Data records for software interfaces:
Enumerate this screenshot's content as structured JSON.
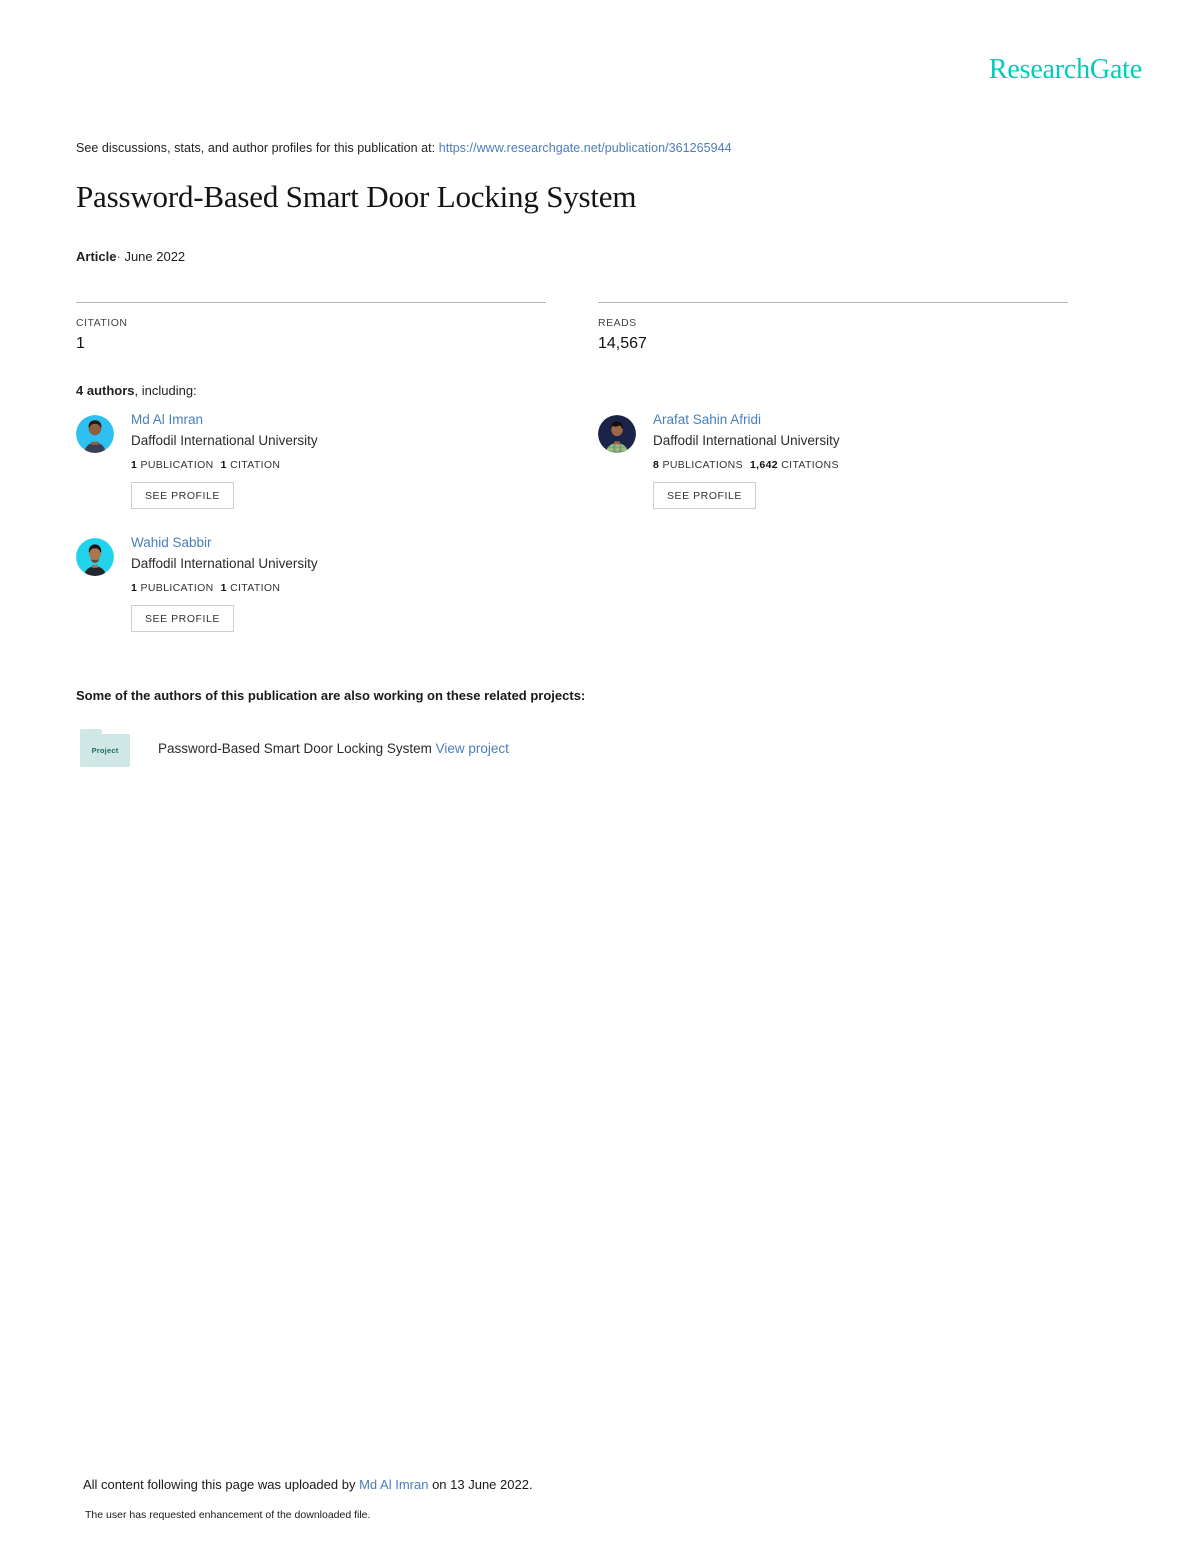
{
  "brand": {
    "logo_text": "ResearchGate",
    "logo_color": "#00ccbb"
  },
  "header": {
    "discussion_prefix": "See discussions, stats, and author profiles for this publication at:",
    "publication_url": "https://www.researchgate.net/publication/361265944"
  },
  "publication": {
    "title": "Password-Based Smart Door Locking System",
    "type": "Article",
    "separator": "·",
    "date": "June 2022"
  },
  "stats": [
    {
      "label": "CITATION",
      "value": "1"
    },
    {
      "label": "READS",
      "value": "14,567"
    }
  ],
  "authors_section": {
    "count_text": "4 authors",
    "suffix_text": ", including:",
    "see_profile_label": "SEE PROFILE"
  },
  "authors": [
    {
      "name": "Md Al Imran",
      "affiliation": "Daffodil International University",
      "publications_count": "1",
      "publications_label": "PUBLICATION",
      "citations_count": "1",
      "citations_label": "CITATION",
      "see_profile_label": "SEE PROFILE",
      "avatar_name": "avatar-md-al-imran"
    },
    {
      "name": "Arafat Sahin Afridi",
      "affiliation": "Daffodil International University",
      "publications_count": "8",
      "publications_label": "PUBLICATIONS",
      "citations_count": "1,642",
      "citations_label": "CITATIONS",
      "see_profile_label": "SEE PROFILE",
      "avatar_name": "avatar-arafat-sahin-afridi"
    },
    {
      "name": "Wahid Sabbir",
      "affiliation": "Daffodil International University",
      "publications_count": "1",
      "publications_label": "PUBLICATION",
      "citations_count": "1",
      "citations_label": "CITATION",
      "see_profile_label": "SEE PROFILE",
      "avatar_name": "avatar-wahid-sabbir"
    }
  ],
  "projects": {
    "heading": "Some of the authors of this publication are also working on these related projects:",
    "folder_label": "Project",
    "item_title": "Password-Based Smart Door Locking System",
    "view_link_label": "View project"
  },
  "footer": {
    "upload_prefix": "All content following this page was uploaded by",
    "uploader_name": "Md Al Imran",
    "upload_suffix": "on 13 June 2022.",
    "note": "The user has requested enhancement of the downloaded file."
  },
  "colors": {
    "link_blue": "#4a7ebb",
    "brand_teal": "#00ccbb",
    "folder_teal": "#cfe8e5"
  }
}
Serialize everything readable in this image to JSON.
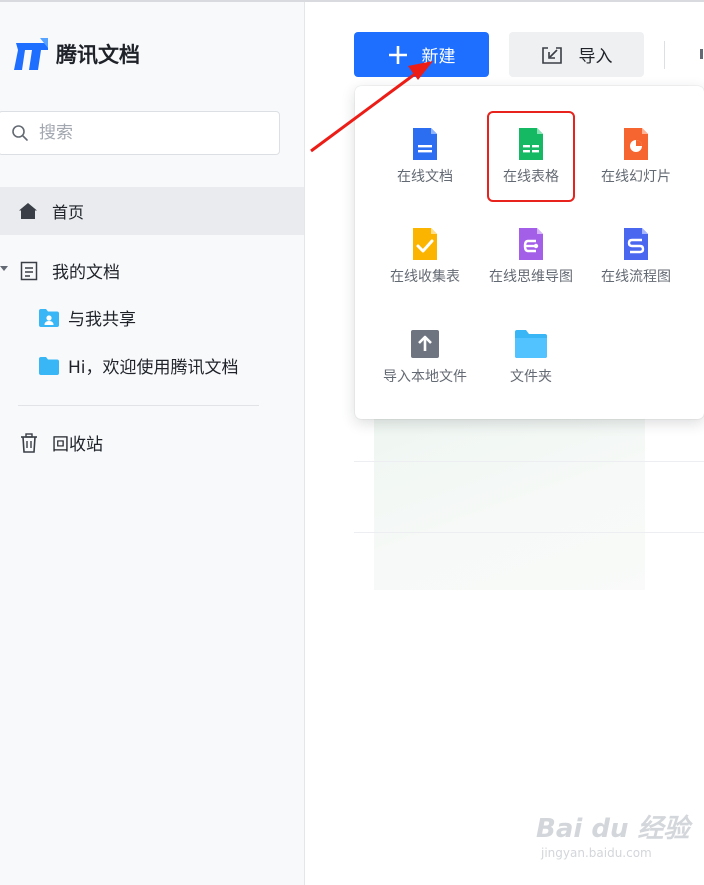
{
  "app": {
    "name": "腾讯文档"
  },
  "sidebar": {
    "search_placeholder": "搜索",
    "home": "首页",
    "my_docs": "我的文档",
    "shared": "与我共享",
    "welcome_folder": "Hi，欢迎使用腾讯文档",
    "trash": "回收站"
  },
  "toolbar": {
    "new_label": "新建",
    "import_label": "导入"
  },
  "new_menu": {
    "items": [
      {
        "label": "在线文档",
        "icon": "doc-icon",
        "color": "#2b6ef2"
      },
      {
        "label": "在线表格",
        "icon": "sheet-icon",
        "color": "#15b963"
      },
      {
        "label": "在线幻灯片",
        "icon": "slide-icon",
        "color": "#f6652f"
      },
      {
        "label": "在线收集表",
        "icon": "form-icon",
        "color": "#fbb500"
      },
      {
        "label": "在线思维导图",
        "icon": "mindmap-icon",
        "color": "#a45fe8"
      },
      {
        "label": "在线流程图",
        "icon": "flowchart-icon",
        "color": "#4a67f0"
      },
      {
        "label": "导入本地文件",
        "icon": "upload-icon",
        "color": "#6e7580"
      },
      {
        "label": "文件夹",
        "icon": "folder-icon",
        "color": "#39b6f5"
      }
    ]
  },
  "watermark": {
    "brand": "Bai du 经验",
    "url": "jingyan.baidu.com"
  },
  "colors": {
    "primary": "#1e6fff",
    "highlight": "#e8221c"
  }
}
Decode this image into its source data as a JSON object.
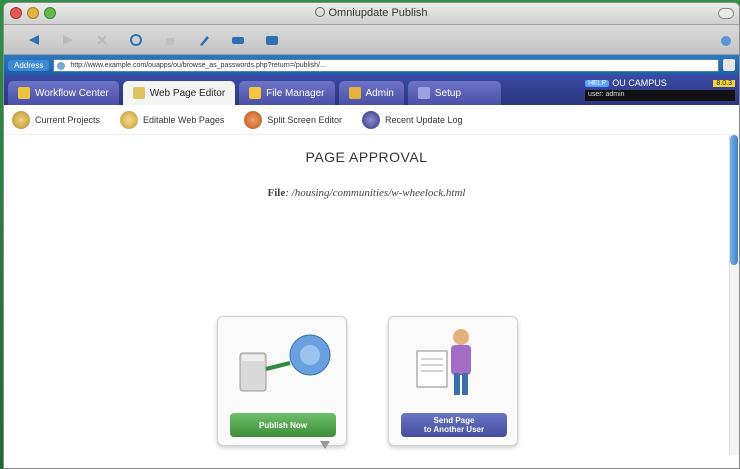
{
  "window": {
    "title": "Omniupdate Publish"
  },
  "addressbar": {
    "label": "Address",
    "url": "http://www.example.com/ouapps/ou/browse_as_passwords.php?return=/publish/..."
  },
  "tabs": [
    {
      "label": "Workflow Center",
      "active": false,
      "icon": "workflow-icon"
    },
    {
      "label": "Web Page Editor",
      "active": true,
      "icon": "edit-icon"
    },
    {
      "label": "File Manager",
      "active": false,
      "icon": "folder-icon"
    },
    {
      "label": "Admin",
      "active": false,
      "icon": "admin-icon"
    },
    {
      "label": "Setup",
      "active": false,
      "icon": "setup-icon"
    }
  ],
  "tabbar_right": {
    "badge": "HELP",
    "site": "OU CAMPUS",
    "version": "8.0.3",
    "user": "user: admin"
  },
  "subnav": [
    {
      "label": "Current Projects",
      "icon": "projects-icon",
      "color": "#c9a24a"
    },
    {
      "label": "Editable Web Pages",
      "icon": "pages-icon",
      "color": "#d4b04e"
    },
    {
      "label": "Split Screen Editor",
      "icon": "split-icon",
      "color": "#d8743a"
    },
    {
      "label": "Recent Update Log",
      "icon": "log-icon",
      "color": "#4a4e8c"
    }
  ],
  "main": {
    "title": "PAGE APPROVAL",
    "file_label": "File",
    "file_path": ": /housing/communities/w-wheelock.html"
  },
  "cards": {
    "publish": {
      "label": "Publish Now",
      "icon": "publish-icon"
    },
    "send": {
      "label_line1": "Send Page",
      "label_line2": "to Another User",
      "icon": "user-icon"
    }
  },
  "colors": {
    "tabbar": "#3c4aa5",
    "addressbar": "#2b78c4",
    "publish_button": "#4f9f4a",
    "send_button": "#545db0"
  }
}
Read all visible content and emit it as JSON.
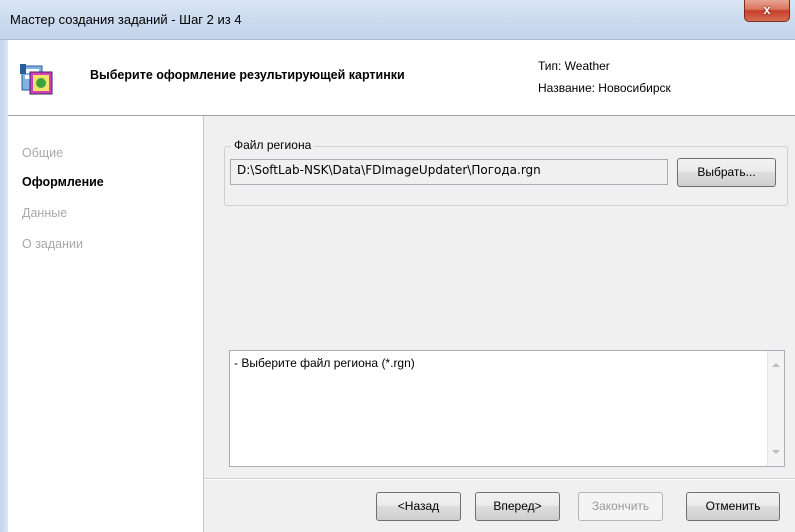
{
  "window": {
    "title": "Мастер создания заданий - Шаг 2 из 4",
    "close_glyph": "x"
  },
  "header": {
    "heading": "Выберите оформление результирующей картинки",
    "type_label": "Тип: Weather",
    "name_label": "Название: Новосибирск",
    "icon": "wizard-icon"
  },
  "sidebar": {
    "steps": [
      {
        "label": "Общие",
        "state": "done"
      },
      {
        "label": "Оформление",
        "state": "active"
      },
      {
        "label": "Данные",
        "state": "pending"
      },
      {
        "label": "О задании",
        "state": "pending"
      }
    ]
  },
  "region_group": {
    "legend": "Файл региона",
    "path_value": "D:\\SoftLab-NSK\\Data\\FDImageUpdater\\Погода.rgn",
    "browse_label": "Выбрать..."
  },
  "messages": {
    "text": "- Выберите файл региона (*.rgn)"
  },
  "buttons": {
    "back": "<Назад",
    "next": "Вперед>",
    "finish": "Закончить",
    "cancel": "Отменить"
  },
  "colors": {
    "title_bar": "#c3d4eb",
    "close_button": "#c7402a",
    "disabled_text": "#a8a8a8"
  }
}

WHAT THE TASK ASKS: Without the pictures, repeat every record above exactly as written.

TASK ANSWER:
Enumerate this screenshot's content as structured JSON.
{
  "brand": {
    "logo_text": "ResearchGate",
    "logo_color": "#00ccbb"
  },
  "header": {
    "discussion_prefix": "See discussions, stats, and author profiles for this publication at:",
    "publication_url": "https://www.researchgate.net/publication/361265944"
  },
  "publication": {
    "title": "Password-Based Smart Door Locking System",
    "type": "Article",
    "separator": "·",
    "date": "June 2022"
  },
  "stats": [
    {
      "label": "CITATION",
      "value": "1"
    },
    {
      "label": "READS",
      "value": "14,567"
    }
  ],
  "authors_section": {
    "count_text": "4 authors",
    "suffix_text": ", including:",
    "see_profile_label": "SEE PROFILE"
  },
  "authors": [
    {
      "name": "Md Al Imran",
      "affiliation": "Daffodil International University",
      "publications_count": "1",
      "publications_label": "PUBLICATION",
      "citations_count": "1",
      "citations_label": "CITATION",
      "see_profile_label": "SEE PROFILE",
      "avatar_name": "avatar-md-al-imran"
    },
    {
      "name": "Arafat Sahin Afridi",
      "affiliation": "Daffodil International University",
      "publications_count": "8",
      "publications_label": "PUBLICATIONS",
      "citations_count": "1,642",
      "citations_label": "CITATIONS",
      "see_profile_label": "SEE PROFILE",
      "avatar_name": "avatar-arafat-sahin-afridi"
    },
    {
      "name": "Wahid Sabbir",
      "affiliation": "Daffodil International University",
      "publications_count": "1",
      "publications_label": "PUBLICATION",
      "citations_count": "1",
      "citations_label": "CITATION",
      "see_profile_label": "SEE PROFILE",
      "avatar_name": "avatar-wahid-sabbir"
    }
  ],
  "projects": {
    "heading": "Some of the authors of this publication are also working on these related projects:",
    "folder_label": "Project",
    "item_title": "Password-Based Smart Door Locking System",
    "view_link_label": "View project"
  },
  "footer": {
    "upload_prefix": "All content following this page was uploaded by",
    "uploader_name": "Md Al Imran",
    "upload_suffix": "on 13 June 2022.",
    "note": "The user has requested enhancement of the downloaded file."
  },
  "colors": {
    "link_blue": "#4a7ebb",
    "brand_teal": "#00ccbb",
    "folder_teal": "#cfe8e5"
  }
}
Serialize everything readable in this image to JSON.
{
  "app": {
    "name": "腾讯文档"
  },
  "sidebar": {
    "search_placeholder": "搜索",
    "home": "首页",
    "my_docs": "我的文档",
    "shared": "与我共享",
    "welcome_folder": "Hi，欢迎使用腾讯文档",
    "trash": "回收站"
  },
  "toolbar": {
    "new_label": "新建",
    "import_label": "导入"
  },
  "new_menu": {
    "items": [
      {
        "label": "在线文档",
        "icon": "doc-icon",
        "color": "#2b6ef2"
      },
      {
        "label": "在线表格",
        "icon": "sheet-icon",
        "color": "#15b963"
      },
      {
        "label": "在线幻灯片",
        "icon": "slide-icon",
        "color": "#f6652f"
      },
      {
        "label": "在线收集表",
        "icon": "form-icon",
        "color": "#fbb500"
      },
      {
        "label": "在线思维导图",
        "icon": "mindmap-icon",
        "color": "#a45fe8"
      },
      {
        "label": "在线流程图",
        "icon": "flowchart-icon",
        "color": "#4a67f0"
      },
      {
        "label": "导入本地文件",
        "icon": "upload-icon",
        "color": "#6e7580"
      },
      {
        "label": "文件夹",
        "icon": "folder-icon",
        "color": "#39b6f5"
      }
    ]
  },
  "watermark": {
    "brand": "Bai du 经验",
    "url": "jingyan.baidu.com"
  },
  "colors": {
    "primary": "#1e6fff",
    "highlight": "#e8221c"
  }
}
Decode this image into its source data as a JSON object.
{
  "window": {
    "title": "Omniupdate Publish"
  },
  "addressbar": {
    "label": "Address",
    "url": "http://www.example.com/ouapps/ou/browse_as_passwords.php?return=/publish/..."
  },
  "tabs": [
    {
      "label": "Workflow Center",
      "active": false,
      "icon": "workflow-icon"
    },
    {
      "label": "Web Page Editor",
      "active": true,
      "icon": "edit-icon"
    },
    {
      "label": "File Manager",
      "active": false,
      "icon": "folder-icon"
    },
    {
      "label": "Admin",
      "active": false,
      "icon": "admin-icon"
    },
    {
      "label": "Setup",
      "active": false,
      "icon": "setup-icon"
    }
  ],
  "tabbar_right": {
    "badge": "HELP",
    "site": "OU CAMPUS",
    "version": "8.0.3",
    "user": "user: admin"
  },
  "subnav": [
    {
      "label": "Current Projects",
      "icon": "projects-icon",
      "color": "#c9a24a"
    },
    {
      "label": "Editable Web Pages",
      "icon": "pages-icon",
      "color": "#d4b04e"
    },
    {
      "label": "Split Screen Editor",
      "icon": "split-icon",
      "color": "#d8743a"
    },
    {
      "label": "Recent Update Log",
      "icon": "log-icon",
      "color": "#4a4e8c"
    }
  ],
  "main": {
    "title": "PAGE APPROVAL",
    "file_label": "File",
    "file_path": ": /housing/communities/w-wheelock.html"
  },
  "cards": {
    "publish": {
      "label": "Publish Now",
      "icon": "publish-icon"
    },
    "send": {
      "label_line1": "Send Page",
      "label_line2": "to Another User",
      "icon": "user-icon"
    }
  },
  "colors": {
    "tabbar": "#3c4aa5",
    "addressbar": "#2b78c4",
    "publish_button": "#4f9f4a",
    "send_button": "#545db0"
  }
}
Read all visible content and emit it as JSON.
{
  "window": {
    "title": "Мастер создания заданий - Шаг 2 из 4",
    "close_glyph": "x"
  },
  "header": {
    "heading": "Выберите оформление результирующей картинки",
    "type_label": "Тип: Weather",
    "name_label": "Название: Новосибирск",
    "icon": "wizard-icon"
  },
  "sidebar": {
    "steps": [
      {
        "label": "Общие",
        "state": "done"
      },
      {
        "label": "Оформление",
        "state": "active"
      },
      {
        "label": "Данные",
        "state": "pending"
      },
      {
        "label": "О задании",
        "state": "pending"
      }
    ]
  },
  "region_group": {
    "legend": "Файл региона",
    "path_value": "D:\\SoftLab-NSK\\Data\\FDImageUpdater\\Погода.rgn",
    "browse_label": "Выбрать..."
  },
  "messages": {
    "text": "- Выберите файл региона (*.rgn)"
  },
  "buttons": {
    "back": "<Назад",
    "next": "Вперед>",
    "finish": "Закончить",
    "cancel": "Отменить"
  },
  "colors": {
    "title_bar": "#c3d4eb",
    "close_button": "#c7402a",
    "disabled_text": "#a8a8a8"
  }
}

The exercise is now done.